Hello English-speaking readers! I’ll showcase some of my favorite cameras in these articles, whether they are technically, esthetically or even historically worth of mentioning. First of them: the Kodak Beau Brownie. This is a (manual) translation of my original blog post in french.
Most simple doublet lens optics, a large choice of two apertures around f/11 and f/16, a unique shutter speed approaching 1/50th of a second, plus timed exposure capability. These mind-blowing specs are those of the Kodak Beau Brownie series. Let’s be honest, I won’t write about technical revolution today.
On the contrary, the Beau Brownies were as simple as any box camera when they were released in 1930.
They were, however, part of a list of cameras conceived starting around 1927 by the american designer Walter D. Teague. One can have an idea of his work by browsing Teague’s patents list in this field.
Walter Teague had a challenge to take up: turn a big bloated soap box into a luxurious and attractive item. And he did! He drew a most appealing Art Déco front face. Geometry and colors, lined with chrome on an enameled faceplate. The leatherette covers a wood, cardboard and metal made body, and takes a similar tone as the facade.
The series consist in two models, N°2 & N°2A, corresponding to image formats 6x9cm and 6.5x11cm respectively. The two models thus differ by their size, N°2A being a bit taller.
But mainly, this camera wore magnificent colors, the most frequent association being black & burgundy.
Four other wonderful but more rare coats were blue turquoise, pastel pink, aqua or tanned brown.

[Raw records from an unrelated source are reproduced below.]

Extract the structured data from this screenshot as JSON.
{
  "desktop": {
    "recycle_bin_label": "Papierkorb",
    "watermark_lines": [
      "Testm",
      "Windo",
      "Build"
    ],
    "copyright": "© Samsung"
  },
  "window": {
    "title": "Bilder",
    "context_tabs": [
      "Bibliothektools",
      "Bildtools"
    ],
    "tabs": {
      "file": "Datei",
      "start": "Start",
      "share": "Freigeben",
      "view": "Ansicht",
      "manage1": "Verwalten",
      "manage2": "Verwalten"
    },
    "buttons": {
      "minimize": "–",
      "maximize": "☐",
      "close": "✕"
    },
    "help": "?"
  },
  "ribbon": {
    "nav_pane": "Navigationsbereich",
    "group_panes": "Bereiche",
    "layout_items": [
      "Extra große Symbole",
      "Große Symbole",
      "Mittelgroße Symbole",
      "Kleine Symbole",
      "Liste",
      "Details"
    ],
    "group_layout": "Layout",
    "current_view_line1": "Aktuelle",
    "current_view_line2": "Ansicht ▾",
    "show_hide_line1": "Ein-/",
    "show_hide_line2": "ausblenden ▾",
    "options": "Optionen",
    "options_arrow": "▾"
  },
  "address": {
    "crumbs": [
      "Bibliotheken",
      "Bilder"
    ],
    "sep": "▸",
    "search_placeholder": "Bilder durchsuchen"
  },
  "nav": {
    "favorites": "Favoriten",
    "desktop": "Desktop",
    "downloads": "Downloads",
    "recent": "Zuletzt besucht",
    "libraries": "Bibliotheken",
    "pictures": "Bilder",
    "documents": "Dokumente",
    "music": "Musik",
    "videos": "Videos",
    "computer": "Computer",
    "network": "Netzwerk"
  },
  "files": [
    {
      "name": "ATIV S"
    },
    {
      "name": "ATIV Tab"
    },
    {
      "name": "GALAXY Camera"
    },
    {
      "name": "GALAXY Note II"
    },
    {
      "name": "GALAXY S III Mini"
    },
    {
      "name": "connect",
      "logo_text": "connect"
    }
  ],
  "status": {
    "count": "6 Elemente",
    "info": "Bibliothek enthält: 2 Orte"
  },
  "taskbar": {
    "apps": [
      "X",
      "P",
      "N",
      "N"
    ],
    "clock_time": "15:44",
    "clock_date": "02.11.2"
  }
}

I am the happy owner of a black & burgundy model in perfect shape, near mint, as well as a blue model showing more signs of wear. Here are some pictures.